On the Nature of Things may or may not exist in the final form that Lucretius envisioned, but the structure and organization are quite clear. The work is divided into six books, or parts, which in turn make up three pairs of books. The first two sections are concerned with the basic elements of the universe. He presents principles of the atomic system, deals with the infinite nature of the universe, and with its components, which are matter and void. Further, he explains atomic movement and shapes. In the scientific philosophy of Lucretius everything evolves from atoms.  Atoms are innumerable and space is infinite. Atoms are always in motion and can be neither created nor destroyed. These concepts, an extension of the work of Epicurus, form much of the basis of modern physics. Further explained is the idea that as atoms collide with each other they form clusters, bigger clusters, galaxies, and everything therein. The atoms that make up the human body, upon death, survive to continue the cycle of creation, growth, and death.

The second pair of books concerns the soul. Here, Lucretius discusses the mind and spirit and proves their mortality, saying that death is not to be feared. Sensation and thought are dealt with next, leading to a discourse on sexual love. The last two books focus on astronomical phenomena and the creation of the world as well as the emergence of life on earth and the growth of civilizations. Earthquakes, volcanoes, lightning, and other aspects of land and the atmosphere serve as topics in the final book.

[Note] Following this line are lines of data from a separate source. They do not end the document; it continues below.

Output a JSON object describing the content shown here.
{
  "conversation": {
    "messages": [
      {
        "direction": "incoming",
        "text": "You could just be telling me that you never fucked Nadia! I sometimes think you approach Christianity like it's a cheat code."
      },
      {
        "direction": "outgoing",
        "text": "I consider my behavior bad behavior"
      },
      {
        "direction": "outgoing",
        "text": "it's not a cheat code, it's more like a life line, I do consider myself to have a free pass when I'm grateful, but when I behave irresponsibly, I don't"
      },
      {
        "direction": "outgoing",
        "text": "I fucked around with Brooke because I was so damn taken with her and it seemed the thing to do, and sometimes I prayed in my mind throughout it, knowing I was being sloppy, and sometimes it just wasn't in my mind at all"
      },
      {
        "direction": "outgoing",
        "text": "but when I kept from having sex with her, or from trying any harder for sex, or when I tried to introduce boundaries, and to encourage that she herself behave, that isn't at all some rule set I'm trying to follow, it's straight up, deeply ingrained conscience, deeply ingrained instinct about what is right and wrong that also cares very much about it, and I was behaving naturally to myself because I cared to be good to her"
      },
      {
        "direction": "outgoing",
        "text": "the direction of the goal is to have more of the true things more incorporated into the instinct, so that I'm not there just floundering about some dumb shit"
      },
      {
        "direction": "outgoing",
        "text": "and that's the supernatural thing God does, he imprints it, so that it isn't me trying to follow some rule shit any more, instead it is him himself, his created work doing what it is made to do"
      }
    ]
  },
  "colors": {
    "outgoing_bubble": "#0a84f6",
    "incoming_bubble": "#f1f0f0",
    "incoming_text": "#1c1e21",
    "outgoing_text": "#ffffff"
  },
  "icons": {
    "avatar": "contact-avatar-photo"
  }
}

Lucretius has received criticism mixed with praise over the years with respect to the portions of his poem that deal with scientific phenomena, and for his writings about religion, with their oppositional view towards the traditional beliefs and viewpoints. There has, however, been little if any disagreement over the literary merit of On the Nature of Things. The poem is widely revered as a masterpiece for its poetic use of language, structural technique, and view of humanity. Such is its scope that it is thought to have inspired a multitude of others in subsequent times, including Michel de Montaigne and Edmond Spenser. On the Nature of Things was also cited by Voltaire during his attacks on the Catholic Church.